Fish collagen topped the list of products most frequently subject to misleading advertisement in Taipei, health authorities said yesterday, calling on consumers to avoid purchasing goods that sound too good to be true.
Of the 1,576 cases of misleading food advertising discovered last year, 117 touted edible fish collagen as having medicinal properties for the treatment of arthritis and joint pains, Taipei City’s Department of Health said.
The department also found that 52.92 percent of the inaccurate ads last year promoted products that purportedly had medicinal effects, while 33.38 percent were for items that claimed to have slimming and weight-loss properties, said Chiang Yu-mei (姜郁美), acting chief of the department’s Food and Drug Division.

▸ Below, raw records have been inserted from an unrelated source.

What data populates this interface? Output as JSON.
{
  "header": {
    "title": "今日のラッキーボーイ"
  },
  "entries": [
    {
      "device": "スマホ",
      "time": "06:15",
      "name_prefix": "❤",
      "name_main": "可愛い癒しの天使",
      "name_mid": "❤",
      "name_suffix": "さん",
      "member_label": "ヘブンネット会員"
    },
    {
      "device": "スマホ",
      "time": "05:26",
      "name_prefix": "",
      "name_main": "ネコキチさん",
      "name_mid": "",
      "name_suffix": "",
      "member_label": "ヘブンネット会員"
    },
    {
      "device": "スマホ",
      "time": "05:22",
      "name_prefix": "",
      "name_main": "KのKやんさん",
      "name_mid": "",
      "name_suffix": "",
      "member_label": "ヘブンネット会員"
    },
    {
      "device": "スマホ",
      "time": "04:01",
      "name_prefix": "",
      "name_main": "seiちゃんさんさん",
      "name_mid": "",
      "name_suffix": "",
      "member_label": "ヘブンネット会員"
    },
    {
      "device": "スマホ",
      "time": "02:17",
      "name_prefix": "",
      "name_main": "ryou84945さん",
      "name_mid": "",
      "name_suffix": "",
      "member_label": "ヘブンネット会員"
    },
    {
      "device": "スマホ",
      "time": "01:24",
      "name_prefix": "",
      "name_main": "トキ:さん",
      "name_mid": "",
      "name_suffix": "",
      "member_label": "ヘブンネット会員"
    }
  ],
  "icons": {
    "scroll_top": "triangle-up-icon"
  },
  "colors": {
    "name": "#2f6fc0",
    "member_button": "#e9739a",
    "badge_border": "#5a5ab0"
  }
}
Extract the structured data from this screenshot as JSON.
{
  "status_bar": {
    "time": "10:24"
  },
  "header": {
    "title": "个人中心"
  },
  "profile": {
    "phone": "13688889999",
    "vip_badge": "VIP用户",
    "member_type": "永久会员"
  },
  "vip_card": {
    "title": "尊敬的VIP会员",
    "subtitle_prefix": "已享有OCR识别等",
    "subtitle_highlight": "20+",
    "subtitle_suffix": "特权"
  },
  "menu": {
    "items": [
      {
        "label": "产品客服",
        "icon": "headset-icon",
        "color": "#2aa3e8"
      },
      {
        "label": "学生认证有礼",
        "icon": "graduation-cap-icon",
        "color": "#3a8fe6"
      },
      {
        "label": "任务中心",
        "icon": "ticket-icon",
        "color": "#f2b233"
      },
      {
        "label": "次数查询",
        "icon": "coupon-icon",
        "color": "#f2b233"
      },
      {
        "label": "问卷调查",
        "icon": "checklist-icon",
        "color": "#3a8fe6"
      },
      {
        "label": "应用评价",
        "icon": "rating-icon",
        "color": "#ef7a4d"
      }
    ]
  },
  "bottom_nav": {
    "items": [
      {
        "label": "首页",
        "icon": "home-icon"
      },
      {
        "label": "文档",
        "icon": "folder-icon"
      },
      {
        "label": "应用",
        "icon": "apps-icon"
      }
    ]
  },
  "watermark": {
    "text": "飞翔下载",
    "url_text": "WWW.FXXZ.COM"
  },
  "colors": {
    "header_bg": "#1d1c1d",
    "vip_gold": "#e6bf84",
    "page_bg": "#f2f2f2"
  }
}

“The current trend in misleading advertising is to market the curative effects of products rather than their ability to enhance beauty,” she said.
She said advertisements containing misleading and inaccurate information last year mostly appeared on television, in newspapers, magazines and leaflets, in that order.
“It was unusual, but we did not find as many advertising scams on the Internet,” she said.
Chiang reminded the public to safeguard their health by rejecting exaggerated advertisement and not buying products that are not clearly labeled.
The department is holding workshops for the mass media and manufacturers of food, drugs and cosmetics, to push for better management to cut down on the incidence of misleading advertising, she said.